Our clients have owned this property for a number of years. They know it well and love its varied features. They were looking for a sustainable and site-sensitive project that would preserve its topography, vegetation, and natural appearance.
Volumes and placement
The lakefront site is entirely wooded. It is crossed by a stream on its south side and has a steep incline on the north. These characteristics and the need to build at a distance from the stream suggested a lengthwise placement, with the house slipped in between the stream and the slope.
We chose to create a low-profile, primarily single-storey building. Its meandering shape is determined by the opportunities offered by the surrounding landscape. The structure bends, opens, and narrows like a river carving its own path.
The form is clad in a single material, with vertical cedar slats of varying width and thickness placed in an open-work manner. The building’s weatherproofing is assured beneath the spaced slats, which conceal the flashing, drip edges, and trim usually visible on the exterior of traditional wood structures. The surface reads instead like a palisade that follows the shape of the building and into which openings have been cut.
From the path leading up to the entrance, the building appears as a mostly opaque volume that follows the contours of the site. The garage is concealed from view. To the right, an opening in the palisade invites visitors to come inside. Along the south facade, the volume of the house bends and opens up to let in the light and make the most of the forest view. Further along, the volume bends again, turning toward an opening in the woods that offers a view of the stream flowing into the lake. On the north side, smaller openings frame perspectives of the surrounding landscape and allow the building’s occupants to enjoy the gentle murmur of the stream, which still runs over the property. Atop the roof, a small tree-house-like room looks out onto the surrounding greenery.

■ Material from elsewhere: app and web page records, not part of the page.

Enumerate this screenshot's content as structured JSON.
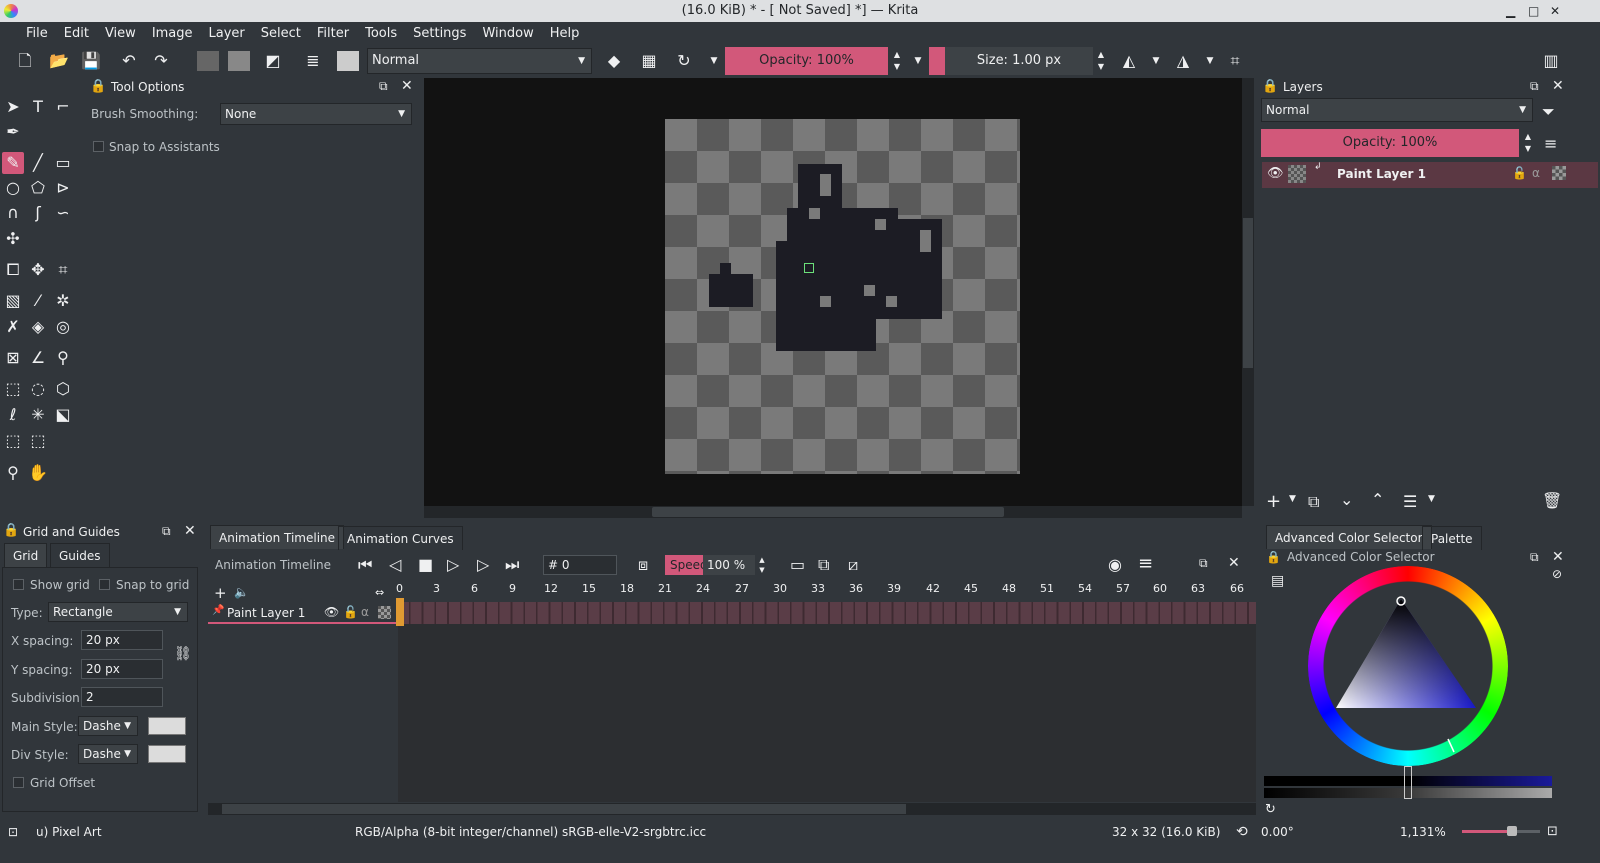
{
  "window": {
    "title": "(16.0 KiB)  * - [ Not Saved]  *] — Krita",
    "min": "▁",
    "max": "□",
    "close": "✕"
  },
  "menu": [
    "File",
    "Edit",
    "View",
    "Image",
    "Layer",
    "Select",
    "Filter",
    "Tools",
    "Settings",
    "Window",
    "Help"
  ],
  "toolbar": {
    "blend_mode": "Normal",
    "opacity": "Opacity: 100%",
    "size": "Size: 1.00 px"
  },
  "tool_options": {
    "title": "Tool Options",
    "brush_smoothing_label": "Brush Smoothing:",
    "brush_smoothing_value": "None",
    "snap_label": "Snap to Assistants"
  },
  "layers": {
    "title": "Layers",
    "blend_mode": "Normal",
    "opacity": "Opacity:  100%",
    "items": [
      {
        "name": "Paint Layer 1"
      }
    ]
  },
  "grid": {
    "title": "Grid and Guides",
    "tabs": [
      "Grid",
      "Guides"
    ],
    "show_grid": "Show grid",
    "snap_grid": "Snap to grid",
    "type_label": "Type:",
    "type_value": "Rectangle",
    "x_spacing_label": "X spacing:",
    "x_spacing": "20 px",
    "y_spacing_label": "Y spacing:",
    "y_spacing": "20 px",
    "subdivision_label": "Subdivision:",
    "subdivision": "2",
    "main_style_label": "Main Style:",
    "main_style": "Dashe",
    "div_style_label": "Div Style:",
    "div_style": "Dashe",
    "grid_offset": "Grid Offset"
  },
  "timeline": {
    "tabs": [
      "Animation Timeline",
      "Animation Curves"
    ],
    "title": "Animation Timeline",
    "frame": "# 0",
    "speed_label": "Speed:",
    "speed_value": "100 %",
    "ruler": [
      "0",
      "3",
      "6",
      "9",
      "12",
      "15",
      "18",
      "21",
      "24",
      "27",
      "30",
      "33",
      "36",
      "39",
      "42",
      "45",
      "48",
      "51",
      "54",
      "57",
      "60",
      "63",
      "66"
    ],
    "layer_name": "Paint Layer 1"
  },
  "color": {
    "tabs": [
      "Advanced Color Selector",
      "Palette"
    ],
    "title": "Advanced Color Selector"
  },
  "status": {
    "brush": "u) Pixel Art",
    "color_space": "RGB/Alpha (8-bit integer/channel)  sRGB-elle-V2-srgbtrc.icc",
    "dimensions": "32 x 32 (16.0 KiB)",
    "rotation": "0.00°",
    "zoom": "1,131%"
  },
  "colors": {
    "accent": "#d2587a",
    "paint": "#1c1c24"
  }
}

With time, as the cedar slats fade and the trees and ground cover grow back in around the building, architecture and nature will intermingle. Nature will also be invited to cover the building itself, thanks to its green roof. Seen from the rooftop study or the hill, the structure will blend into its natural environment.

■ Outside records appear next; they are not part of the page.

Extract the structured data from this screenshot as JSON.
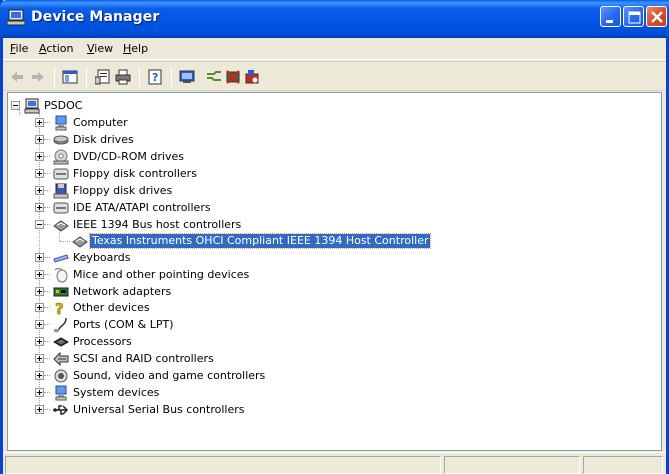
{
  "window": {
    "title": "Device Manager",
    "accent_color": "#0054e3",
    "controls": [
      "minimize-icon",
      "maximize-icon",
      "close-icon"
    ]
  },
  "menu": {
    "file": "File",
    "action": "Action",
    "view": "View",
    "help": "Help"
  },
  "toolbar": {
    "buttons": [
      "back-arrow-icon",
      "forward-arrow-icon",
      "show-hide-console-tree-icon",
      "properties-icon",
      "print-icon",
      "help-icon",
      "scan-hardware-icon",
      "update-driver-icon",
      "uninstall-icon",
      "disable-icon"
    ]
  },
  "tree": {
    "root": "PSDOC",
    "categories": [
      {
        "label": "Computer",
        "icon": "computer-icon",
        "expanded": false
      },
      {
        "label": "Disk drives",
        "icon": "disk-drive-icon",
        "expanded": false
      },
      {
        "label": "DVD/CD-ROM drives",
        "icon": "dvd-drive-icon",
        "expanded": false
      },
      {
        "label": "Floppy disk controllers",
        "icon": "floppy-controller-icon",
        "expanded": false
      },
      {
        "label": "Floppy disk drives",
        "icon": "floppy-drive-icon",
        "expanded": false
      },
      {
        "label": "IDE ATA/ATAPI controllers",
        "icon": "ide-controller-icon",
        "expanded": false
      },
      {
        "label": "IEEE 1394 Bus host controllers",
        "icon": "ieee1394-icon",
        "expanded": true
      },
      {
        "label": "Keyboards",
        "icon": "keyboard-icon",
        "expanded": false
      },
      {
        "label": "Mice and other pointing devices",
        "icon": "mouse-icon",
        "expanded": false
      },
      {
        "label": "Network adapters",
        "icon": "network-adapter-icon",
        "expanded": false
      },
      {
        "label": "Other devices",
        "icon": "unknown-device-icon",
        "expanded": false
      },
      {
        "label": "Ports (COM & LPT)",
        "icon": "port-icon",
        "expanded": false
      },
      {
        "label": "Processors",
        "icon": "processor-icon",
        "expanded": false
      },
      {
        "label": "SCSI and RAID controllers",
        "icon": "scsi-controller-icon",
        "expanded": false
      },
      {
        "label": "Sound, video and game controllers",
        "icon": "sound-icon",
        "expanded": false
      },
      {
        "label": "System devices",
        "icon": "system-device-icon",
        "expanded": false
      },
      {
        "label": "Universal Serial Bus controllers",
        "icon": "usb-icon",
        "expanded": false
      }
    ],
    "selected_child": "Texas Instruments OHCI Compliant IEEE 1394 Host Controller",
    "selected_color": "#316ac5"
  }
}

Inside, visitors are greeted by a large hickory wall unit, shaped to offer seating and a place to hang away coats. It also directs one toward the living space, a large, generously-lit area that culminates in a cantilevered, screened room with a view of the mouth of the stream and the lake. On the south side, the exterior wall makes way for a large glazed surface that opens onto the forest. During summer, the trees, like the green roof, create a natural screen to shield the house from heat. In winter when the leaves have fallen, sunlight filters through the forest and floods the space with warmth and light.
The materials used for the surfaces are simple and refined. The white walls and polished cement floors contrast with the rugged natural surroundings, allowing the scenery outside to take centre stage.
The large open area is occupied by three wooden masses. They are placed along an axis that draws one through the sequence of spaces that make up the living area. Made of hickory, these built-in units include the storage and bench unit in the entrance, the kitchen island, and a television and sound system cabinet. Their functions are barely legible, allowing them to remain as abstract as possible in order to emphasize only their form, material, and relationship to one another. The kitchen island is in the center of the space, offering a panoramic view of the surrounding landscape.
The large built-in unit in the entrance also screens off the more private areas of the home. Tucked in behind the ample wooden structure is the access [H1] to the bedrooms, as well as the staircase that leads to the reading room atop the green roof. Upstairs, the wood-panelled space offers a quiet retreat from the rest of the house.
Location: Lac Grenier, Ville D’Estérel, Québec
Architecture: Paul Bernier architect
Architectural team: Paul Bernier, Anick Thibeault
Structure: Calculatec Inc. / Engineer: Alain Mousseau
Contractor: Léonald Goyette, general contractor
Completed: June 2014
Photographer: Adrien Williams